The Consortium for Interacting Minds is committed to developing open source tools to aid in the study of behavior and neural activity associated with social interactions.
A Python toolbox for automatically detecting, preprocessing, analyzing, and visualizing facial expressions from images and videos.
StudentLife is the first study that uses passive and automatic sensing data from the phones of a class of 48 Dartmouth students over a 10 week term to assess their mental health (e.g., depression, loneliness, stress), academic performance (grades across all their classes, term GPA and cumulative GPA) and behavioral trends (e.g., how stress, sleep, visits to the gym, etc. change in response to college workload - i.e., assignments, midterms, finals - as the term progresses).
In this dataset, participants (n=35) watched the pilot episode of the NBC television show Friday Night Lights while undergoing fMRI. There is an additional dataset, in which participants (n=13) watched two episodes of the same show and two additional datasets in which participants rated their subjective feelings (n=192) and had their facial expressions recorded (n=20) while watching the pilot episode.
The Paranoia dataset contains 23 participants who listened to a 22 minute original narrative that describes an ambiguous social scenario. It was written such that some individuals might find it highly suspicious.

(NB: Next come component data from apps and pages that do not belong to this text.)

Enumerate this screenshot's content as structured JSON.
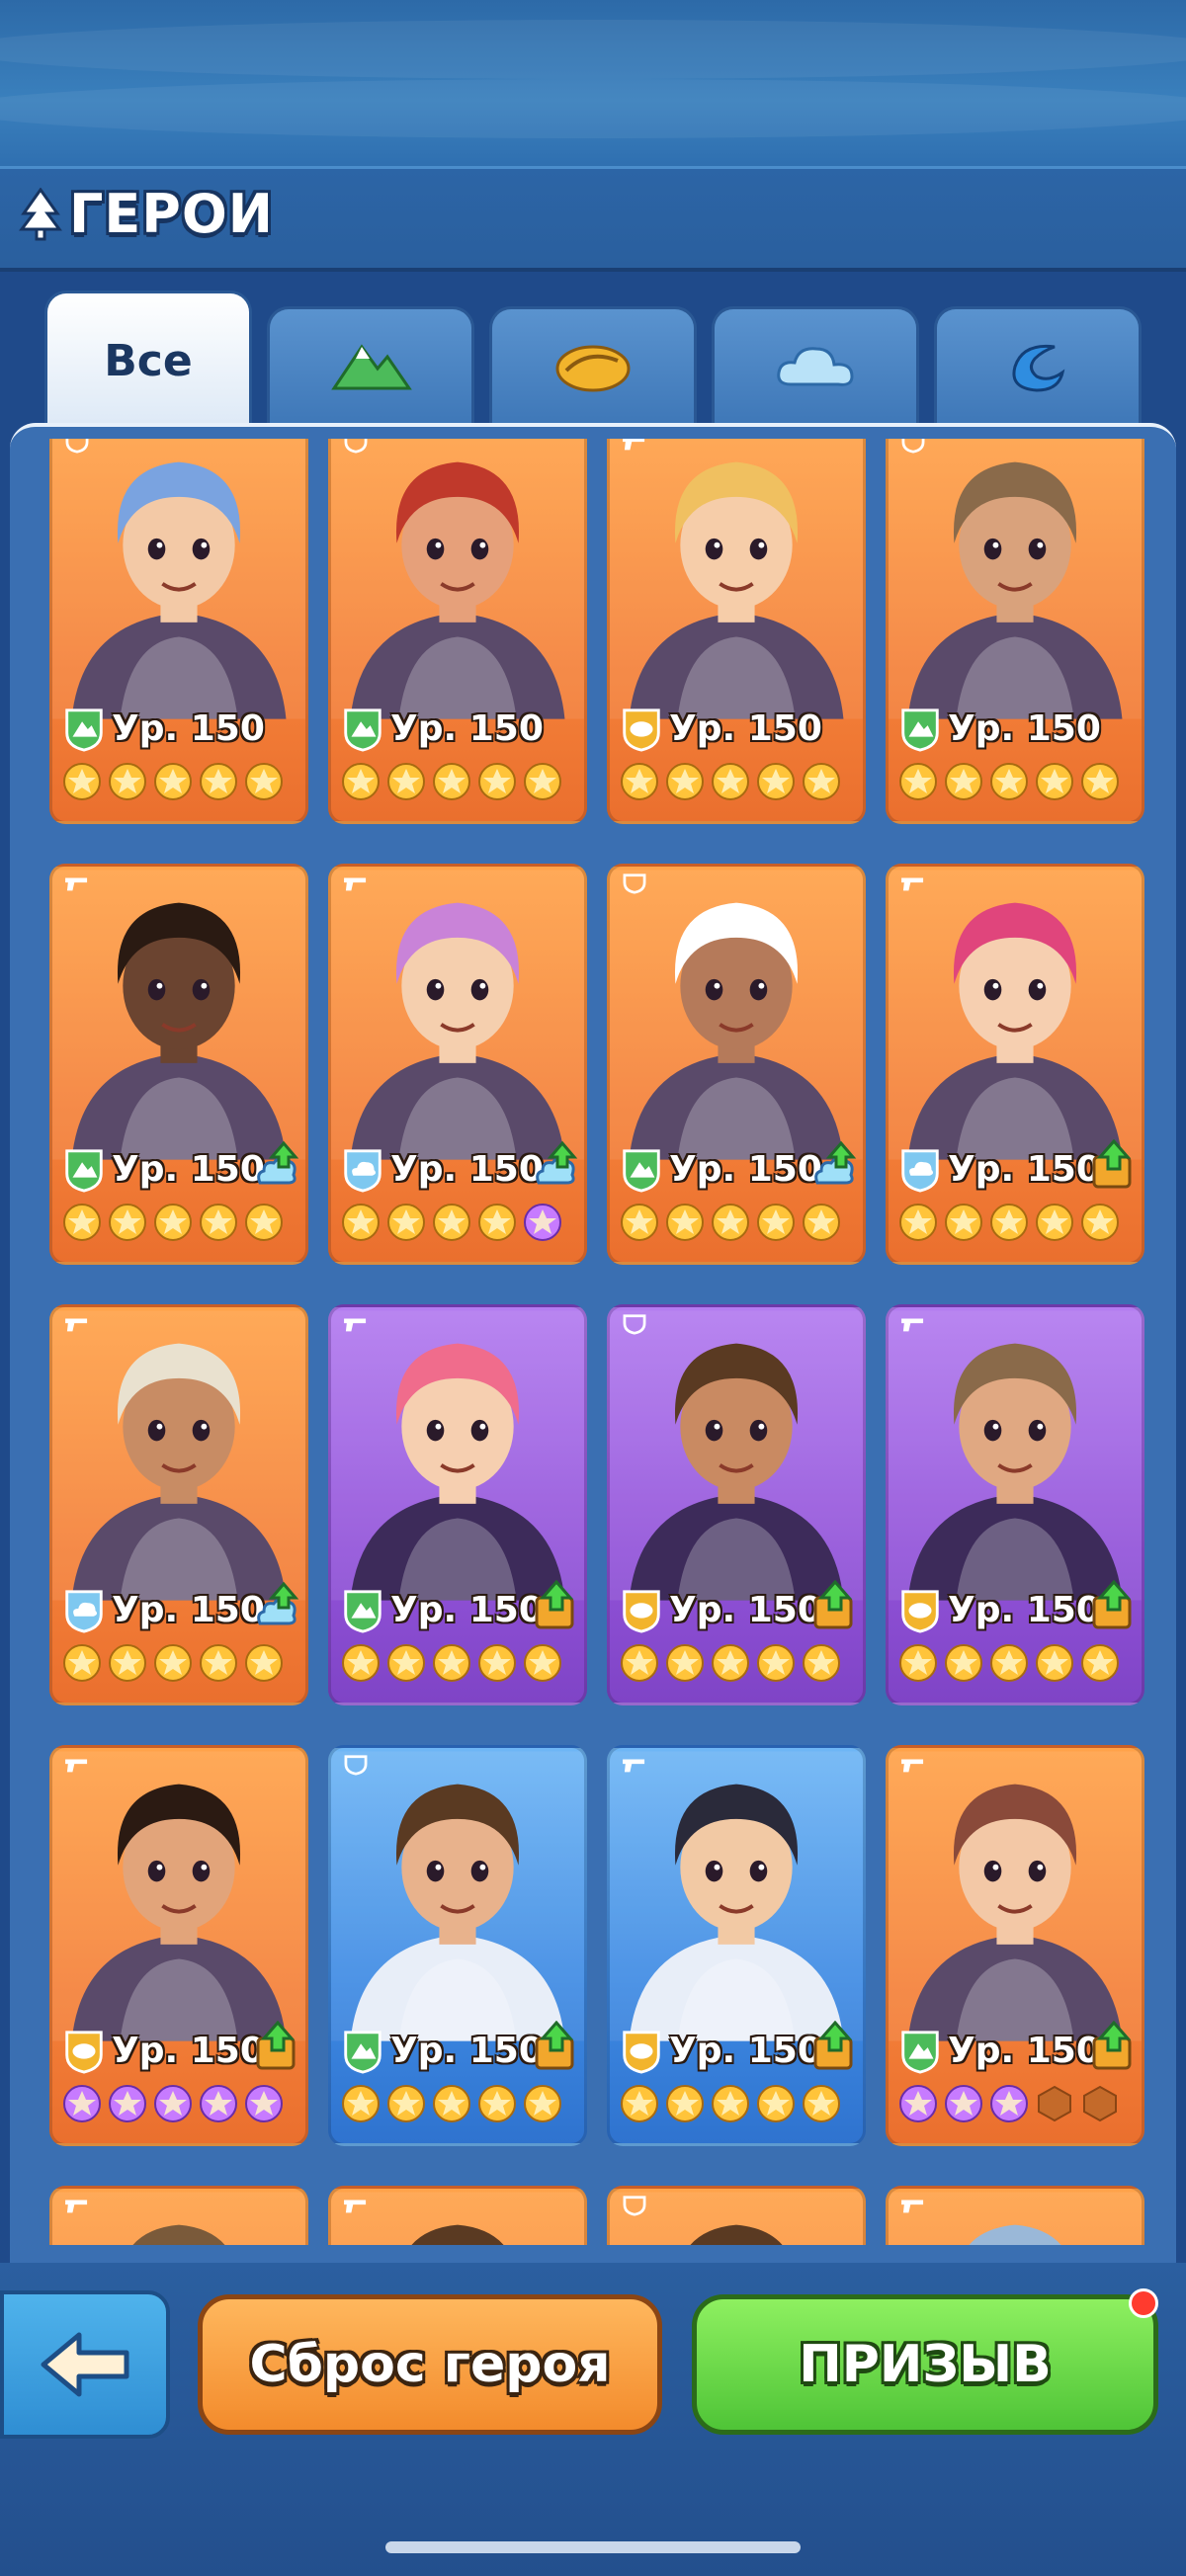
{
  "header": {
    "title": "ГЕРОИ"
  },
  "tabs": [
    {
      "label": "Все",
      "icon": "all-text",
      "active": true
    },
    {
      "label": "",
      "icon": "mountain-icon",
      "active": false
    },
    {
      "label": "",
      "icon": "sun-icon",
      "active": false
    },
    {
      "label": "",
      "icon": "cloud-icon",
      "active": false
    },
    {
      "label": "",
      "icon": "wave-icon",
      "active": false
    }
  ],
  "colors": {
    "orange": "#f5823a",
    "purple": "#9354da",
    "blue": "#3e8ae3",
    "mountain": "#4cbb5a",
    "sun": "#f2b42c",
    "cloud": "#7ec8f0",
    "wave": "#2f8de0",
    "star_gold": "#ffc43a",
    "star_purple": "#c77bff"
  },
  "heroes": [
    {
      "level": "Ур. 150",
      "bg": "orange",
      "faction": "mountain",
      "class": "shield",
      "upgrade": "",
      "stars": [
        "gold",
        "gold",
        "gold",
        "gold",
        "gold"
      ],
      "hair": "#7aa3e0",
      "skin": "#f3c9a6"
    },
    {
      "level": "Ур. 150",
      "bg": "orange",
      "faction": "mountain",
      "class": "shield",
      "upgrade": "",
      "stars": [
        "gold",
        "gold",
        "gold",
        "gold",
        "gold"
      ],
      "hair": "#c0392b",
      "skin": "#e6a07a"
    },
    {
      "level": "Ур. 150",
      "bg": "orange",
      "faction": "sun",
      "class": "gun",
      "upgrade": "",
      "stars": [
        "gold",
        "gold",
        "gold",
        "gold",
        "gold"
      ],
      "hair": "#f0c060",
      "skin": "#f6cda9"
    },
    {
      "level": "Ур. 150",
      "bg": "orange",
      "faction": "mountain",
      "class": "shield",
      "upgrade": "",
      "stars": [
        "gold",
        "gold",
        "gold",
        "gold",
        "gold"
      ],
      "hair": "#8a6a4a",
      "skin": "#d9a27c"
    },
    {
      "level": "Ур. 150",
      "bg": "orange",
      "faction": "mountain",
      "class": "gun",
      "upgrade": "cloud",
      "stars": [
        "gold",
        "gold",
        "gold",
        "gold",
        "gold"
      ],
      "hair": "#2a1a12",
      "skin": "#6b4430"
    },
    {
      "level": "Ур. 150",
      "bg": "orange",
      "faction": "cloud",
      "class": "gun",
      "upgrade": "cloud",
      "stars": [
        "gold",
        "gold",
        "gold",
        "gold",
        "purple"
      ],
      "hair": "#c983d8",
      "skin": "#f5cfae"
    },
    {
      "level": "Ур. 150",
      "bg": "orange",
      "faction": "mountain",
      "class": "shield",
      "upgrade": "cloud",
      "stars": [
        "gold",
        "gold",
        "gold",
        "gold",
        "gold"
      ],
      "hair": "#ffffff",
      "skin": "#b57a5a"
    },
    {
      "level": "Ур. 150",
      "bg": "orange",
      "faction": "cloud",
      "class": "gun",
      "upgrade": "book",
      "stars": [
        "gold",
        "gold",
        "gold",
        "gold",
        "gold"
      ],
      "hair": "#e0457c",
      "skin": "#f6cfb0"
    },
    {
      "level": "Ур. 150",
      "bg": "orange",
      "faction": "cloud",
      "class": "gun",
      "upgrade": "cloud",
      "stars": [
        "gold",
        "gold",
        "gold",
        "gold",
        "gold"
      ],
      "hair": "#e9e1cf",
      "skin": "#c88c64"
    },
    {
      "level": "Ур. 150",
      "bg": "purple",
      "faction": "mountain",
      "class": "gun",
      "upgrade": "book",
      "stars": [
        "gold",
        "gold",
        "gold",
        "gold",
        "gold"
      ],
      "hair": "#f06c8c",
      "skin": "#f6cfb0"
    },
    {
      "level": "Ур. 150",
      "bg": "purple",
      "faction": "sun",
      "class": "shield",
      "upgrade": "book",
      "stars": [
        "gold",
        "gold",
        "gold",
        "gold",
        "gold"
      ],
      "hair": "#5a3a22",
      "skin": "#c98a62"
    },
    {
      "level": "Ур. 150",
      "bg": "purple",
      "faction": "sun",
      "class": "gun",
      "upgrade": "book",
      "stars": [
        "gold",
        "gold",
        "gold",
        "gold",
        "gold"
      ],
      "hair": "#8a6a4a",
      "skin": "#e0a882"
    },
    {
      "level": "Ур. 150",
      "bg": "orange",
      "faction": "sun",
      "class": "gun",
      "upgrade": "book",
      "stars": [
        "purple",
        "purple",
        "purple",
        "purple",
        "purple"
      ],
      "hair": "#2b1a12",
      "skin": "#e2a47a"
    },
    {
      "level": "Ур. 150",
      "bg": "blue",
      "faction": "mountain",
      "class": "shield",
      "upgrade": "book",
      "stars": [
        "gold",
        "gold",
        "gold",
        "gold",
        "gold"
      ],
      "hair": "#5a3a22",
      "skin": "#e8b28c"
    },
    {
      "level": "Ур. 150",
      "bg": "blue",
      "faction": "sun",
      "class": "gun",
      "upgrade": "book",
      "stars": [
        "gold",
        "gold",
        "gold",
        "gold",
        "gold"
      ],
      "hair": "#2a2a3a",
      "skin": "#f2c9a4"
    },
    {
      "level": "Ур. 150",
      "bg": "orange",
      "faction": "mountain",
      "class": "gun",
      "upgrade": "book",
      "stars": [
        "purple",
        "purple",
        "purple",
        "empty",
        "empty"
      ],
      "hair": "#8a4a3a",
      "skin": "#f3c8a6"
    },
    {
      "level": "",
      "bg": "orange",
      "faction": "",
      "class": "gun",
      "upgrade": "",
      "stars": [],
      "hair": "#7a5a3a",
      "skin": "#e8b28c"
    },
    {
      "level": "",
      "bg": "orange",
      "faction": "",
      "class": "gun",
      "upgrade": "",
      "stars": [],
      "hair": "#5a3a22",
      "skin": "#e8b28c"
    },
    {
      "level": "",
      "bg": "orange",
      "faction": "",
      "class": "shield",
      "upgrade": "",
      "stars": [],
      "hair": "#5a3a22",
      "skin": "#e8b28c"
    },
    {
      "level": "",
      "bg": "orange",
      "faction": "",
      "class": "gun",
      "upgrade": "",
      "stars": [],
      "hair": "#9ab8d8",
      "skin": "#e8b28c"
    }
  ],
  "footer": {
    "back_icon": "arrow-left-icon",
    "reset_label": "Сброс героя",
    "summon_label": "ПРИЗЫВ",
    "summon_notification": true
  }
}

In the naturalistic conversation dataset, participants (n=66) completed ten 10-minute unstructured conversations within sex same-gendered round-robin groups (322 conversations). A subset of the participants (n=22) completed additional conversations with 3 close friends (65 conversations).
Dartbrains is an online textbook introducing the basics of neuroimaging data analysis using the Python programming language. It covers the basic signal processing and statistical principles used in univariate neuroimaging analyses. The format includes short lectures, interactive code, and short homework questions.
This course introduces the state of the art neuroimaging analysis methods using Python for analyzing naturalistic experimental designs such as passively watching movies. It covers functional alignment, intersubject correlations, event segmentation, and dynamic connectivity. The format includes short interactive tutorials using open datasets.
The MIND computational summer school is a 10 day intensive experience to learn cutting edge analysis methods to study a particular research topic that integrates the disciplines of cognitive, social, and systems neuroscience. The topics rotate every year and have previously included network dynamics, narratives and natural contexts, and cognitive maps. The format includes lectures from leaders in the field, hand on tutorials on specific techniques, and a hackathon environment for applying the techniques to answer a question using real data.